A Parent's Guide to Flying with a Child with Rett Syndrome

By Jennifer Endres
With Colleen English
August 7, 2015

A parent contacted me a few months ago asking for tips for flying with his daughter.  She has never been on an airplane and I was a bit stumped because we haven’t taken our daughter on a plane since she was very young (and much smaller and less involved!).  I reached out to my friend and fellow Rett mom, Colleen English, for advice. Below you can read Colleen’s experience, learn top tips for flying and see some of our girls up in the air!

Colleen's Experience

We have been flying from San Francisco, CA to Boston, MA for the IGF-1 trial. We’ve made five trips in 14 months and I have to say the flights have been a breeze once I figured a few things out. We fly Virgin America and have found them to be nothing short of fabulous. There has never been damage to the wheelchair, staff has bent over backwards to offer help.

Checking equipment hasn’t been a problem. When you check in, you can check a car seat at no cost as well as any luggage that is exclusively medical supplies. We bring one bag with us on the 10-day trips that is all diapers, food and braces. By keeping it all together it doesn’t count against your baggage allowance.

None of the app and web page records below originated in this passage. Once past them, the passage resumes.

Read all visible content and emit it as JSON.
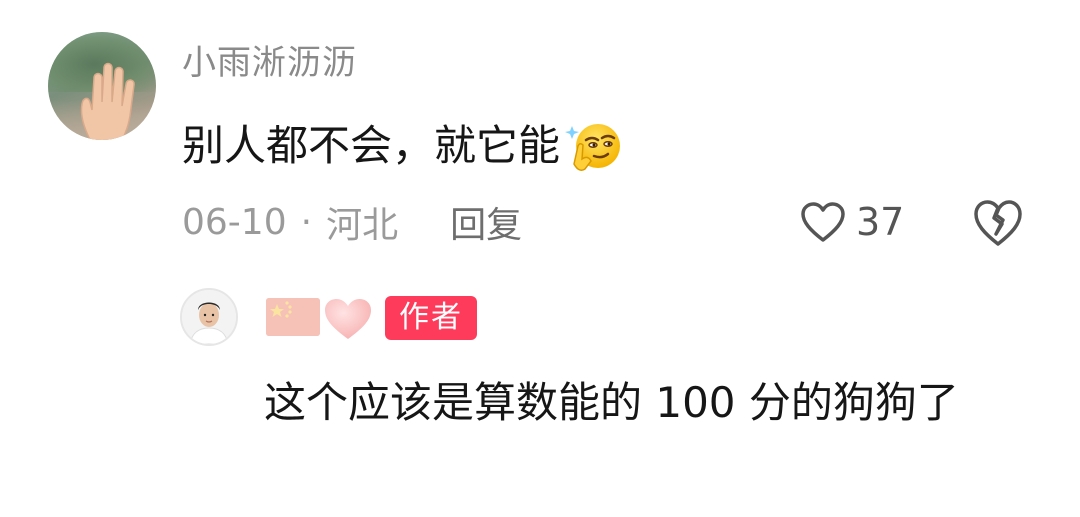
{
  "comment": {
    "username": "小雨淅沥沥",
    "text": "别人都不会，就它能",
    "emoji": "smug-thinking-face-emoji",
    "date": "06-10",
    "separator": "·",
    "location": "河北",
    "reply_label": "回复",
    "likes": "37",
    "icons": {
      "like": "heart-outline-icon",
      "dislike": "broken-heart-icon"
    }
  },
  "reply": {
    "avatar": "author-avatar",
    "flag": "china-flag-emoji",
    "heart": "pink-heart-emoji",
    "badge_label": "作者",
    "text": "这个应该是算数能的 100 分的狗狗了"
  },
  "colors": {
    "badge_bg": "#ff3b5c",
    "meta_text": "#9a9a9a",
    "username_text": "#8a8a8a",
    "body_text": "#161616"
  }
}
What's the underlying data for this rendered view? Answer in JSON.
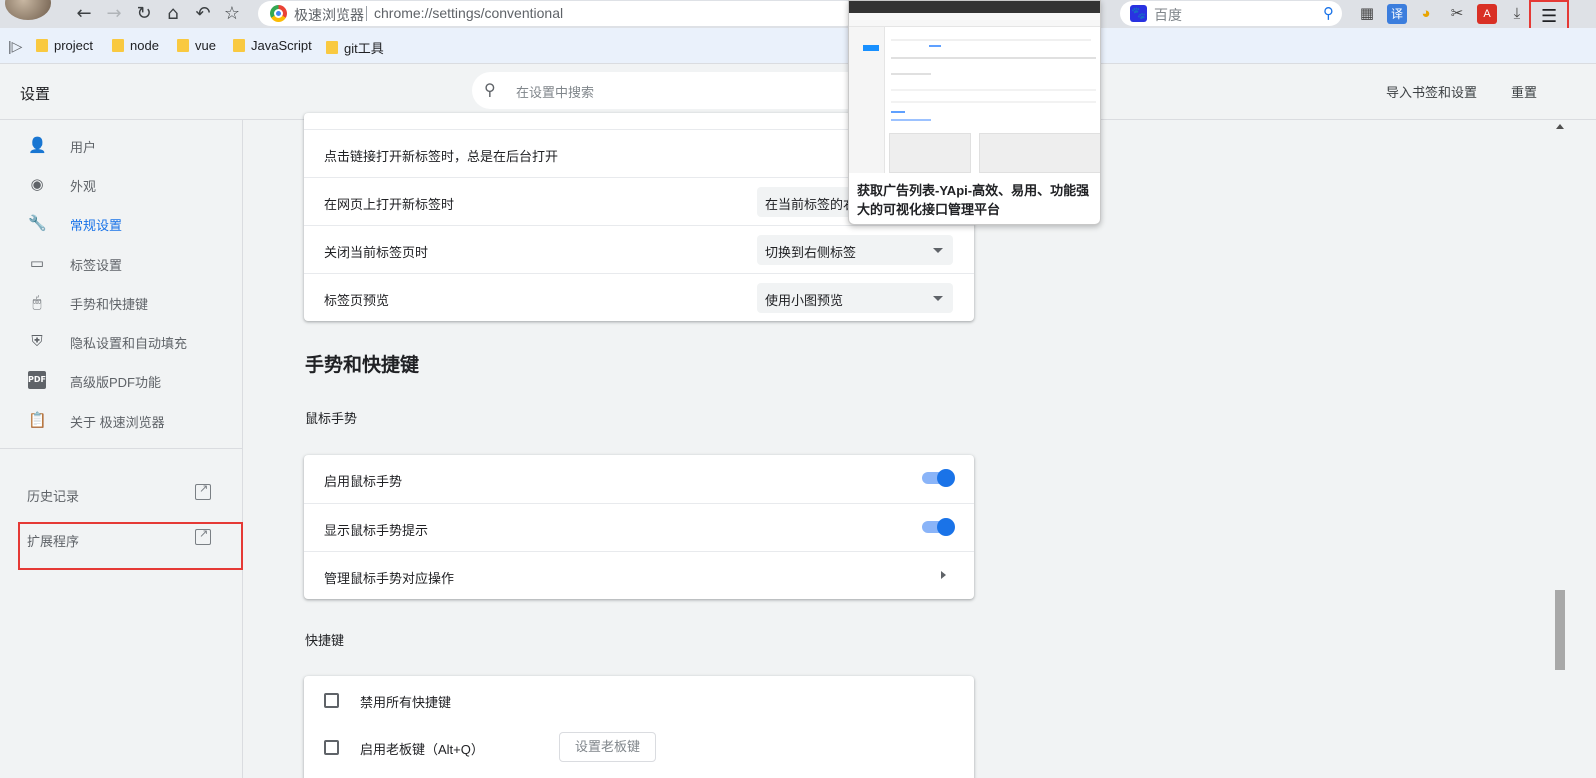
{
  "browser": {
    "name": "极速浏览器",
    "url": "chrome://settings/conventional",
    "search_placeholder": "百度",
    "bookmarks": [
      "project",
      "node",
      "vue",
      "JavaScript",
      "git工具"
    ]
  },
  "settings": {
    "title": "设置",
    "search_placeholder": "在设置中搜索",
    "import_label": "导入书签和设置",
    "reset_label": "重置"
  },
  "sidebar": {
    "items": [
      {
        "label": "用户",
        "icon": "person-icon"
      },
      {
        "label": "外观",
        "icon": "palette-icon"
      },
      {
        "label": "常规设置",
        "icon": "wrench-icon"
      },
      {
        "label": "标签设置",
        "icon": "tab-icon"
      },
      {
        "label": "手势和快捷键",
        "icon": "mouse-icon"
      },
      {
        "label": "隐私设置和自动填充",
        "icon": "shield-icon"
      },
      {
        "label": "高级版PDF功能",
        "icon": "pdf-icon"
      },
      {
        "label": "关于 极速浏览器",
        "icon": "clipboard-icon"
      }
    ],
    "active_index": 2,
    "links": [
      {
        "label": "历史记录"
      },
      {
        "label": "扩展程序"
      }
    ]
  },
  "tab_settings": {
    "rows": [
      {
        "label": "点击链接打开新标签时，总是在后台打开"
      },
      {
        "label": "在网页上打开新标签时",
        "value": "在当前标签的右侧"
      },
      {
        "label": "关闭当前标签页时",
        "value": "切换到右侧标签"
      },
      {
        "label": "标签页预览",
        "value": "使用小图预览"
      }
    ]
  },
  "gestures": {
    "heading": "手势和快捷键",
    "mouse_heading": "鼠标手势",
    "rows": [
      {
        "label": "启用鼠标手势",
        "enabled": true
      },
      {
        "label": "显示鼠标手势提示",
        "enabled": true
      },
      {
        "label": "管理鼠标手势对应操作"
      }
    ],
    "shortcut_heading": "快捷键",
    "shortcuts": [
      {
        "label": "禁用所有快捷键",
        "checked": false
      },
      {
        "label": "启用老板键（Alt+Q）",
        "checked": false,
        "button": "设置老板键"
      }
    ]
  },
  "preview": {
    "title": "获取广告列表-YApi-高效、易用、功能强大的可视化接口管理平台"
  },
  "colors": {
    "accent": "#1a73e8",
    "highlight_box": "#e53935"
  }
}
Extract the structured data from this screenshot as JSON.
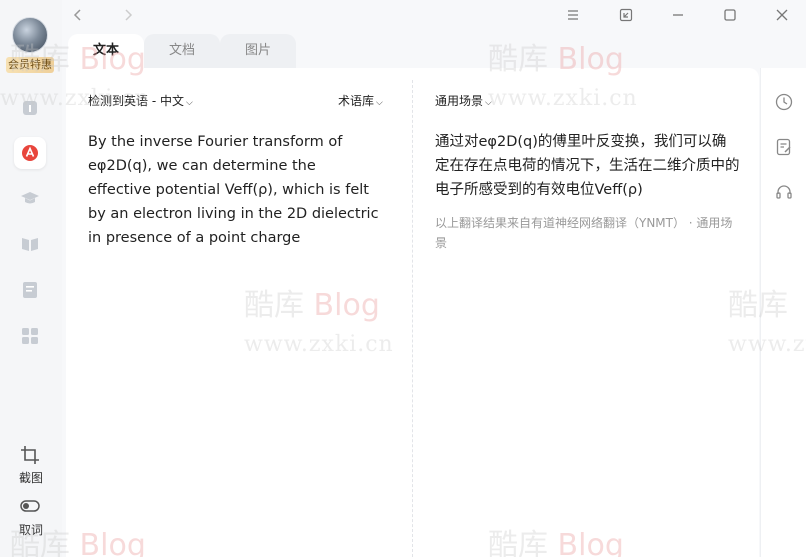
{
  "user": {
    "vip_label": "会员特惠"
  },
  "nav": {
    "back_icon": "chevron-left-icon",
    "forward_icon": "chevron-right-icon"
  },
  "window_controls": [
    "menu-icon",
    "mini-window-icon",
    "minimize-icon",
    "maximize-icon",
    "close-icon"
  ],
  "tabs": [
    {
      "label": "文本",
      "active": true
    },
    {
      "label": "文档",
      "active": false
    },
    {
      "label": "图片",
      "active": false
    }
  ],
  "rail": {
    "icons": [
      "translate-icon",
      "ai-icon",
      "graduation-cap-icon",
      "book-icon",
      "notes-icon",
      "apps-icon"
    ],
    "screenshot_label": "截图",
    "pick_word_label": "取词"
  },
  "source": {
    "lang_select": "检测到英语 - 中文",
    "term_select": "术语库",
    "text": "By the inverse Fourier transform of eφ2D(q), we can determine the effective potential Veff(ρ), which is felt by an electron living in the 2D dielectric in presence of a point charge"
  },
  "target": {
    "scene_select": "通用场景",
    "text": "通过对eφ2D(q)的傅里叶反变换，我们可以确定在存在点电荷的情况下，生活在二维介质中的电子所感受到的有效电位Veff(ρ)",
    "meta": "以上翻译结果来自有道神经网络翻译（YNMT） · 通用场景"
  },
  "right_rail_icons": [
    "history-icon",
    "edit-note-icon",
    "headset-icon"
  ],
  "watermark": {
    "brand_cn": "酷库",
    "brand_en": "Blog",
    "url": "www.zxki.cn"
  },
  "colors": {
    "accent": "#e8453c",
    "text": "#222222",
    "muted": "#999999"
  }
}
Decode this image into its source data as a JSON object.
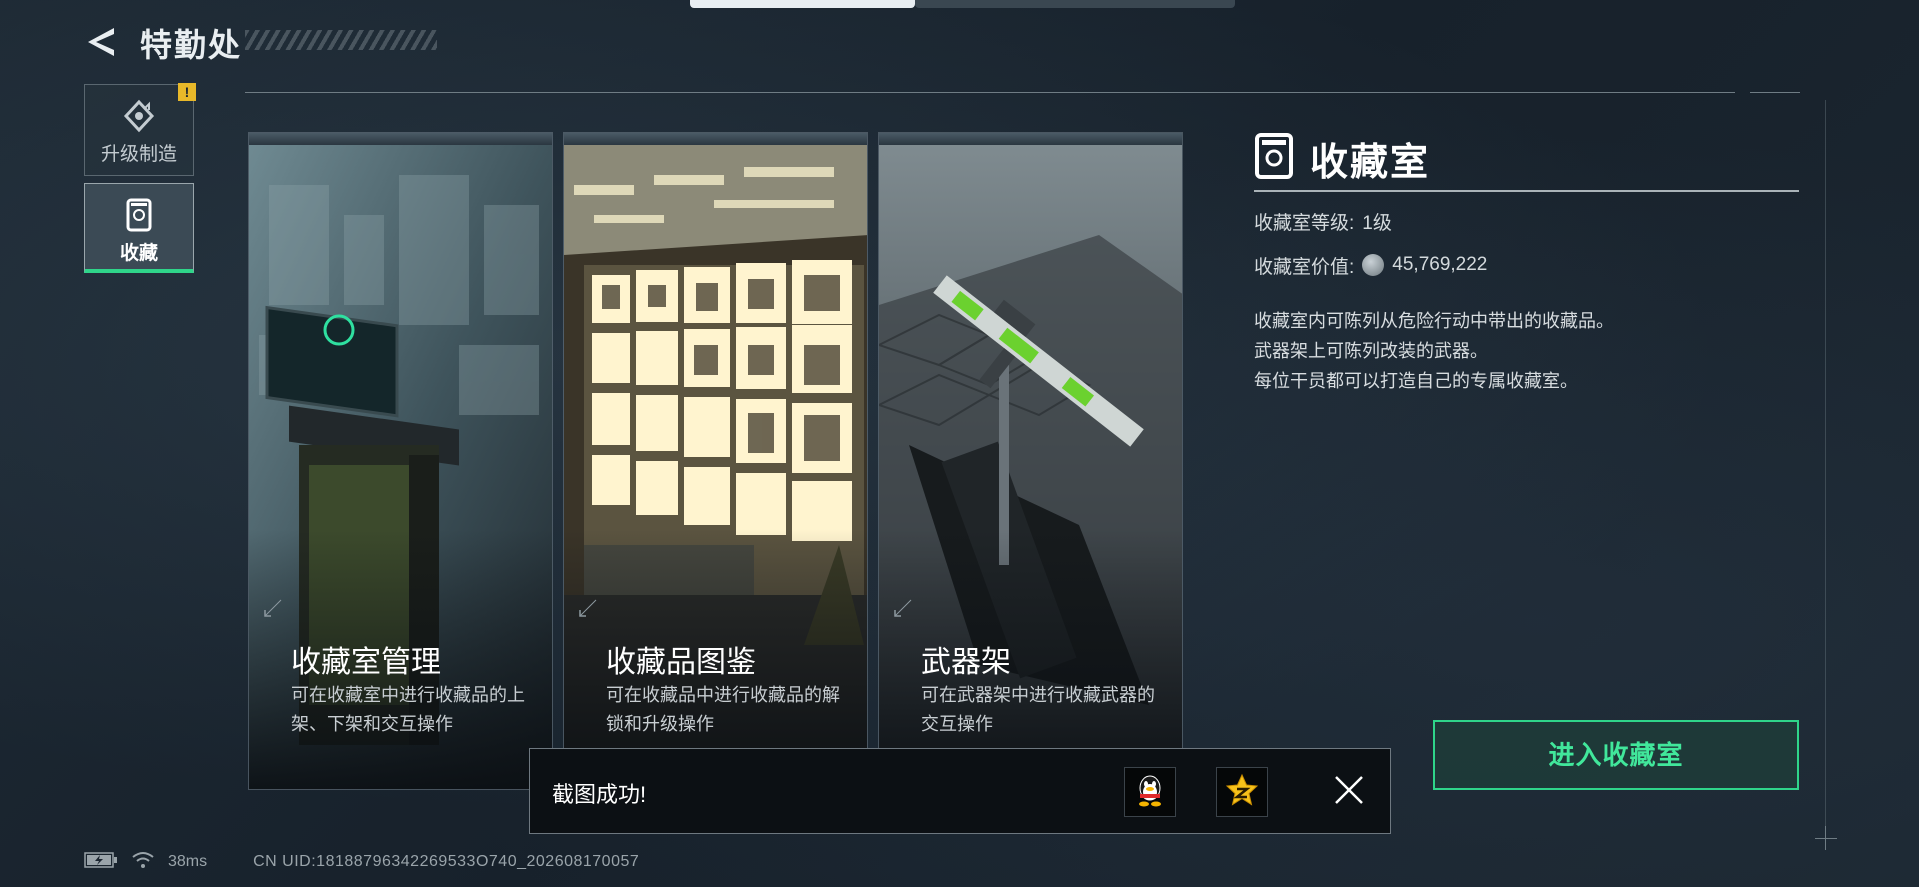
{
  "header": {
    "title": "特勤处"
  },
  "sidebar": {
    "items": [
      {
        "label": "升级制造",
        "badge": "!",
        "active": false
      },
      {
        "label": "收藏",
        "active": true
      }
    ]
  },
  "cards": [
    {
      "title": "收藏室管理",
      "desc": "可在收藏室中进行收藏品的上架、下架和交互操作"
    },
    {
      "title": "收藏品图鉴",
      "desc": "可在收藏品中进行收藏品的解锁和升级操作"
    },
    {
      "title": "武器架",
      "desc": "可在武器架中进行收藏武器的交互操作"
    }
  ],
  "info": {
    "title": "收藏室",
    "level_label": "收藏室等级:",
    "level_value": "1级",
    "value_label": "收藏室价值:",
    "value_amount": "45,769,222",
    "desc_lines": [
      "收藏室内可陈列从危险行动中带出的收藏品。",
      "武器架上可陈列改装的武器。",
      "每位干员都可以打造自己的专属收藏室。"
    ],
    "enter_button": "进入收藏室"
  },
  "toast": {
    "message": "截图成功!"
  },
  "status": {
    "ping": "38ms",
    "uid": "CN UID:18188796342269533O740_202608170057"
  },
  "colors": {
    "accent_green": "#2fd58a",
    "warning_yellow": "#e8b829",
    "background": "#1b2530"
  }
}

Claire walks but only with assistance. I found that by calling the airline and explaining the issue, they moved our seats free of charge to the bulkhead behind first class. This allowed for Claire to walk the short distance from her chair to the seat on the plane. Once on the plane, I have discovered the benefit of rolled blankets and towels for positioning, they go a long way! I use one behind her to make up for the seat depth and then one on either side.

The best thing you can do is go to the websites of the TSA and the airline you fly. Call the airline in advance and ask questions. You can take as many liquids as you want through security if they are for your daughter’s medical needs. We bring Claire’s juice as water is too hard for her to swallow; we also bring the little squeeze baby food packs. If you get the 3.5oz ones security is a little easier. Also, having the liquids in clear containers instead of opaque ones lets them test without opening and things go easier.

Our daughter has had seizures on the plane and while it isn’t fun, it is something that you can live through and in my opinion, is worth it to travel and go out there and live well. Bring every drug you might ever need on the plane with you. It is a pain but really worth it. We give Claire Benedryl during the flight to help keep her nose clear so she can breathe and that has been a big help.

I think that you will find that traveling with your daughter will show a new side to humanity in airports. Some of the nicest people I have met have been sitting next to us on a plane. People really love seeing Claire out in the world and tend to reach out and help, it’s a fun thing to do if you are up to it.

Top Tips for Flying

  1. Be sure to pack an iPad, headphones and extra clothes – Sam
  2. Have a juice box ready along with some crackers during take off and landing.  This helps to avoid pressure in the ears. – Lisa
  3. You do what you have to do to take care of your family, let the flight attendants worry about the other passengers. Board first, get off last and change your child before you get off. –Suzanne (flight attendant and mom)
  4. Get a non-stop flight whenever possible. – Tabitha
  5. Look into the Cosco Scenera carseat – it is FAA certified, has a good buckle, full harness, light weight and inexpensive at Walmart; use a “laptop strap” on it for easier carrying. – Susan
  6. Sit in the bulkhead seats if not in First Class; this gives you more room. – Lisa
  7. Allow plenty of extra time. – Heather
  8. Double diaper – remove the dirty one instead of having to do a full change. – Donna
  9. Pack snacks your daughter will enjoy as well as an extra blanket and music. – Tamta
  10. Call the airline ahead of time to explain any issues you think could arise. – Colleen
  11. Look into C.A.R.E.S. FAA-approved seatbelt adapter and add a little Dycem under her bottom to avoid slipping. – Paige